Rokion trucks are engineered to meet the harsh and potentially hazardous conditions of underground mining environments. Safety is the highest consideration during the design, engineering, and testing phases for all Rokion trucks. The safest battery chemistry available, LiFePO4 has a considerably higher thermal runaway tolerance than Lithium Cobalt types. For example, a LiNiCoAlO2 battery cell can start a thermal runaway at just 150°C (302°F). In contrast, a LiFePO4 cell withstands temperatures as high as 270°C (518°F) before the thermal runaway process begins.
Another important distinction between the LiFePO4 batteries that power Rokion trucks and Lithium Cobalt battery types is that the risk of thermal runaway does not change based on the battery module’s state of charge. Upon reaching a high state of charge, Lithium Cobalt batteries have a greater risk of thermal runaway than when they are at a lower state of charge. Even when a LiFePO4 battery cell is at a full state of charge, its risk of thermal runaway is unchanged.
A Question of Safety and Performance

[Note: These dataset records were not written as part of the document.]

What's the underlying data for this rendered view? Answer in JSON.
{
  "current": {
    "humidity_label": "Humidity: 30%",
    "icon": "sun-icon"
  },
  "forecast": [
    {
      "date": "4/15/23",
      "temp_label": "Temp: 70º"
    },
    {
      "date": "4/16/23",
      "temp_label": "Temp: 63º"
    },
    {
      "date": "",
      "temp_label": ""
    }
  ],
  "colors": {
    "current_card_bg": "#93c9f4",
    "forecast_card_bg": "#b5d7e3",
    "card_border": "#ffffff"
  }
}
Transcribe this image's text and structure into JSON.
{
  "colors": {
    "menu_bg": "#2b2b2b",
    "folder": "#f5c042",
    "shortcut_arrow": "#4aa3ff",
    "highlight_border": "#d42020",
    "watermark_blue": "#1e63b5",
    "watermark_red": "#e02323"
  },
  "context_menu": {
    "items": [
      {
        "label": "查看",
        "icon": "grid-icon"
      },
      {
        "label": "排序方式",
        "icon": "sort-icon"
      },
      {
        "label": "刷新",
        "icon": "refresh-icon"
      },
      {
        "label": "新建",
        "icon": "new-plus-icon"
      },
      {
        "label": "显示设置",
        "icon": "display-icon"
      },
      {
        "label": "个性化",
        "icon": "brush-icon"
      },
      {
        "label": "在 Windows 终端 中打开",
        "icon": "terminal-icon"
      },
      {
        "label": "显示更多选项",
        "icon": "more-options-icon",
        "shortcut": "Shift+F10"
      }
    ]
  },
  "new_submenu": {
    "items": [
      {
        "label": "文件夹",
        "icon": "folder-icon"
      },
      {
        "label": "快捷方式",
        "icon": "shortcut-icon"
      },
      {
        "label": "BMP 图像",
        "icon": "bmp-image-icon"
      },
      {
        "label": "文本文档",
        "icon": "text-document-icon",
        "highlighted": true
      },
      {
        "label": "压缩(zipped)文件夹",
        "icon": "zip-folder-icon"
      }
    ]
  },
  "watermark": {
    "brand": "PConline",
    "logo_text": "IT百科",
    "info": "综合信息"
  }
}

As battery electric vehicles become more common underground, advances in lithium-ion battery technology will inevitably emerge. Until these advancements have been proven to provide greater safety or performance than LiFePO4 chemistry, Rokion will continue to use this battery cell technology in all its vehicles. LiFePO4 batteries provide excellent mine performance and have higher chemical and thermal stability compared to all other battery types when used in underground mining applications.